Moping Owl: Club Feat

Oh dear. I had expected to be out and about again by now, as did we all, even if it did mean wearing the mask and keeping one’s distance, and hardly daring to look at anyone, let alone breathe. But no: here we all still are, stuck at home and doing as we’re told, good boys and girls to a man, or woman as the case may be – though it’s becoming increasingly hard to tell which is which in these confusing self-identificarious times. And to make life ever more troublesome than it needs to be, there then follows the awkward business, taken with all due care and consideration for the feelings of others – a natural civil duty and obligation after all – of wondering on the most meagre of evidence if we are dealing with a truly delicate plant, a manifest lunatic, or a joke. People do take such offence at the slightest and most innocent provocation, whether imagined or contrived, don’t you find, and we don’t want to end up at the bottom of the river like that lump of old bronze.

At least that genial if tiresome national treasure, Sir (it can’t be long) Cynthia Puppy RA, potter to the stars, doesn’t put us to that trouble. We know perfectly well where we are with him, usually that state of mild embarrassment as when the joke falls flat, yet again. But at least when he’s on the television he seems to prefer to leave his frock in the wardrobe and ankle socks in the drawer. He’s been on it quite a bit lately, supposedly to keep our spirits up amidst the gloom, and he seems somewhat less colourful too so far as I can tell, watching in black and white as I do – a Sony 9” portable c. 1970 since you ask, which I have to give a shake from time to time to get a picture: I mislaid the aerial long ago. And without the Alice Band his hair is rather floppier, and much longer too. I’m surprised Mrs Cynthia, who has been appearing with him on the programme, hasn’t picked up the pudding bowl and given him a trim. She does her own hair, perhaps in the same way, rather fetchingly in grey and white stripes, like a badger, very neat.

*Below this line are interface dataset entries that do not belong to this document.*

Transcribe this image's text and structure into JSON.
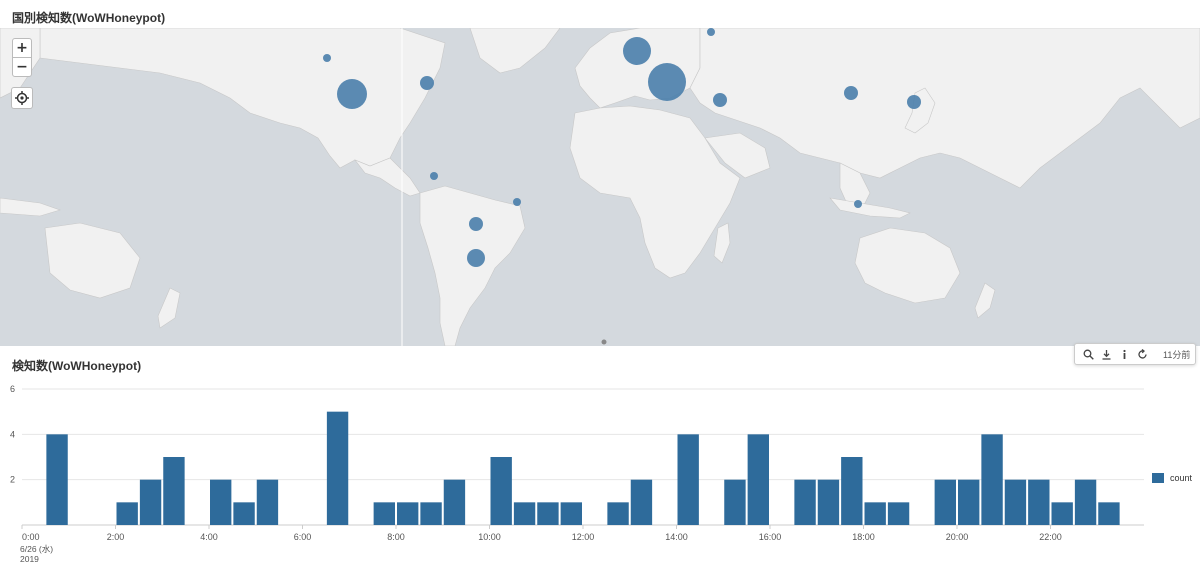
{
  "map_panel": {
    "title": "国別検知数(WoWHoneypot)",
    "controls": {
      "zoom_in": "+",
      "zoom_out": "−"
    },
    "colors": {
      "water": "#d4d9de",
      "land": "#f1f1f1",
      "marker": "#4a7eab"
    }
  },
  "chart_panel": {
    "title": "検知数(WoWHoneypot)",
    "toolbar": {
      "ago": "11分前"
    }
  },
  "chart_data": {
    "type": "bar",
    "ylim": [
      0,
      6
    ],
    "y_ticks": [
      2,
      4,
      6
    ],
    "x_ticks": [
      "0:00",
      "2:00",
      "4:00",
      "6:00",
      "8:00",
      "10:00",
      "12:00",
      "14:00",
      "16:00",
      "18:00",
      "20:00",
      "22:00"
    ],
    "x_sublabels": [
      "6/26 (水)",
      "2019"
    ],
    "bin_minutes": 30,
    "values": [
      0,
      4,
      0,
      0,
      1,
      2,
      3,
      0,
      2,
      1,
      2,
      0,
      0,
      5,
      0,
      1,
      1,
      1,
      2,
      0,
      3,
      1,
      1,
      1,
      0,
      1,
      2,
      0,
      4,
      0,
      2,
      4,
      0,
      2,
      2,
      3,
      1,
      1,
      0,
      2,
      2,
      4,
      2,
      2,
      1,
      2,
      1,
      0
    ],
    "series": [
      {
        "name": "count"
      }
    ],
    "color": "#2e6b9b",
    "grid": true,
    "legend": "right"
  }
}
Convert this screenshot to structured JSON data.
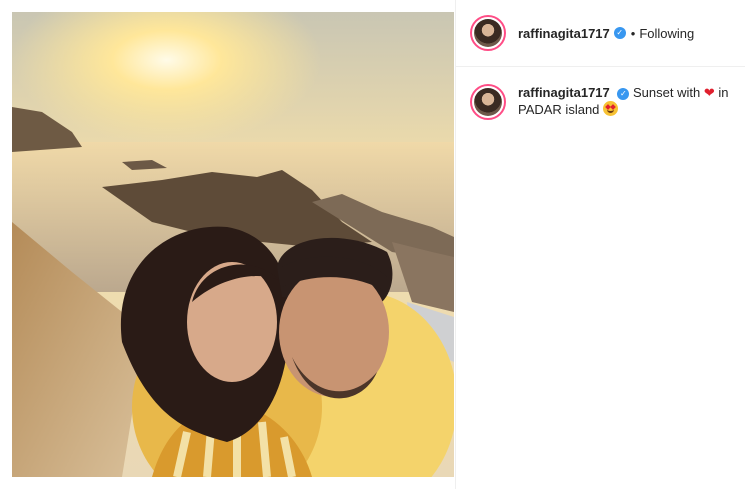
{
  "post": {
    "username": "raffinagita1717",
    "verified_icon": "verified-badge-icon",
    "separator": "•",
    "follow_status": "Following",
    "caption": {
      "text_before": "Sunset with",
      "heart": "❤",
      "text_after": "in PADAR island",
      "emoji_icon": "heart-eyes-emoji-icon"
    }
  },
  "colors": {
    "story_ring": "#ff4d86",
    "verified": "#3897f0",
    "text": "#262626"
  }
}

Where was I? Oh yes, the programme. It was called Cynthia’s Art Club (I speak from fading memory) in which under his eponymous direction the viewer of every hue and cry, talent, description and proclivity, was encouraged to produce what he, and I fear you and I too, moving with the times as we must, would call an ‘artwork’ on the set theme of the week, safe in the understanding, since we are all artists now, that art wouldn’t come into it.

And so it came to pass that every Tom, Dick and Harriet, Sharon, Jim and Wayne, not to mention Malik and Ramon down the road, nor forgetting old Dan Pearce out in the sticks, set to with a will with whatever was at hand or came to mind – macramé, finger-painting, applique, matchsticks, corks, wool, glue, pencils, coloured pencils, charcoal, ink, even paint: you name it. They then took a photo on the phone of said ‘artwork’, loosely fitting description as painting, drawing, print or sculpture, and pinged it off to Cynthia for adjudication in hope of being singled out for discussion on the programme and virtual exhibition (one Clare Warde’s effort, above).

Cynthia, meanwhile, had been far from idle, calling on both long experience and natural talent slowly to produce – for it had perforce to last the series – one of his pots-cum-sculpture, or sculpture-pots if you insist. It would, we were assured, come to signify and celebrate his experience of the lockdown and what it meant to him, or something like that. And we followed its progress as it grew, or sprouted might be the better word, episode by episode, into something rather more than just a pot or indeed common sculpture: something, how shall I say, more exotic, fetishistic, even organic, like a small triffid, or mutant cactus. And every so often Mrs Cynthia would potter in and say, “Ooh, that’s nice Dear. Yes that’s much better. It’s changed a bit, though, and what’s that chunk of metal doing? Oh, I see. Hmmm”. And then she’d potter off.

On the whole Cynthia’s Art Club was all rather charming, in an evening institute kind of way, and certainly very popular. But then art as therapy so often is. Let’s Fill this Town with Artists, as the old song goes. We’re all artists after all, aren’t we?